*Your assignment*
Repeat every entry word for word. Images do not belong in the copy.

*Data for review*
Segment Open
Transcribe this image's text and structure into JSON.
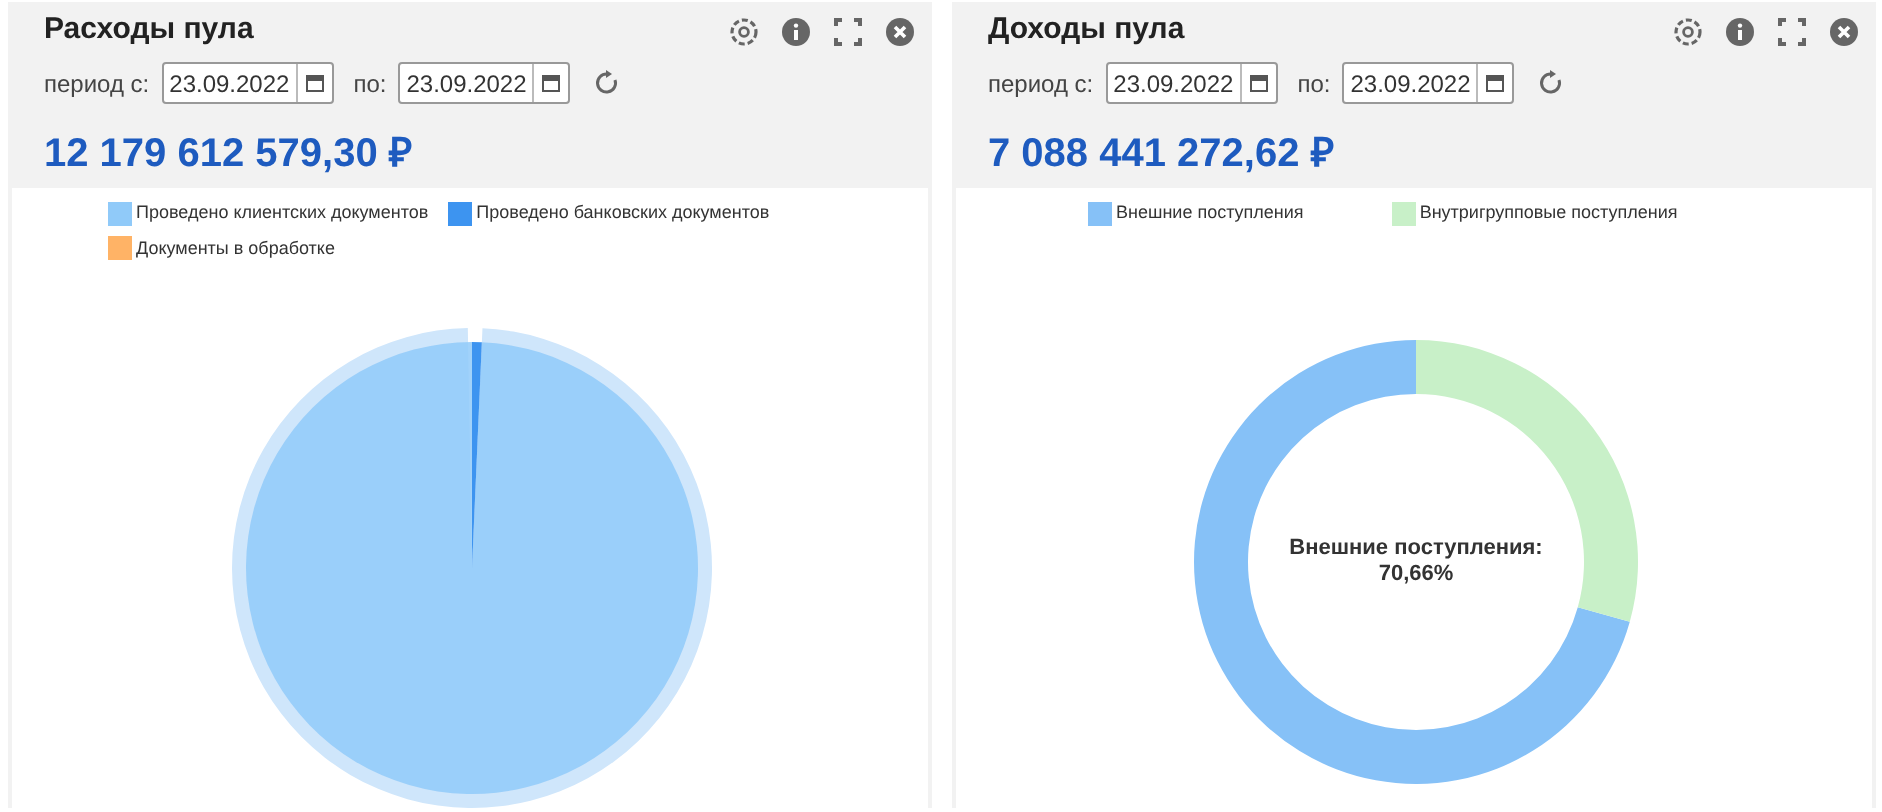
{
  "panels": [
    {
      "title": "Расходы пула",
      "period_from_label": "период с:",
      "date_from": "23.09.2022",
      "period_to_label": "по:",
      "date_to": "23.09.2022",
      "total": "12 179 612 579,30 ₽",
      "kind": "pie",
      "legend": [
        {
          "label": "Проведено клиентских документов",
          "color": "#90caf9"
        },
        {
          "label": "Проведено банковских документов",
          "color": "#3d94f0"
        },
        {
          "label": "Документы в обработке",
          "color": "#ffb366"
        }
      ]
    },
    {
      "title": "Доходы пула",
      "period_from_label": "период с:",
      "date_from": "23.09.2022",
      "period_to_label": "по:",
      "date_to": "23.09.2022",
      "total": "7 088 441 272,62 ₽",
      "kind": "donut",
      "legend": [
        {
          "color": "#86c1f7"
        },
        {
          "color": "#c8f0c8"
        }
      ],
      "center_label": "Внешние поступления: 70,66%",
      "chart_data": {
        "type": "donut",
        "categories": [
          "Внешние поступления",
          "Внутригрупповые поступления"
        ],
        "values": [
          70.66,
          29.34
        ]
      }
    }
  ]
}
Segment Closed
*Worked solution*
Transcribe this image's text and structure into JSON.
{
  "panels": [
    {
      "title": "Расходы пула",
      "period_from_label": "период с:",
      "date_from": "23.09.2022",
      "period_to_label": "по:",
      "date_to": "23.09.2022",
      "total": "12 179 612 579,30 ₽",
      "kind": "pie",
      "legend": [
        {
          "label": "Проведено клиентских документов",
          "color": "#90caf9"
        },
        {
          "label": "Проведено банковских документов",
          "color": "#3d94f0"
        },
        {
          "label": "Документы в обработке",
          "color": "#ffb366"
        }
      ]
    },
    {
      "title": "Доходы пула",
      "period_from_label": "период с:",
      "date_from": "23.09.2022",
      "period_to_label": "по:",
      "date_to": "23.09.2022",
      "total": "7 088 441 272,62 ₽",
      "kind": "donut",
      "legend": [
        {
          "color": "#86c1f7"
        },
        {
          "color": "#c8f0c8"
        }
      ],
      "center_label": "Внешние поступления: 70,66%",
      "chart_data": {
        "type": "donut",
        "categories": [
          "Внешние поступления",
          "Внутригрупповые поступления"
        ],
        "values": [
          70.66,
          29.34
        ]
      }
    }
  ]
}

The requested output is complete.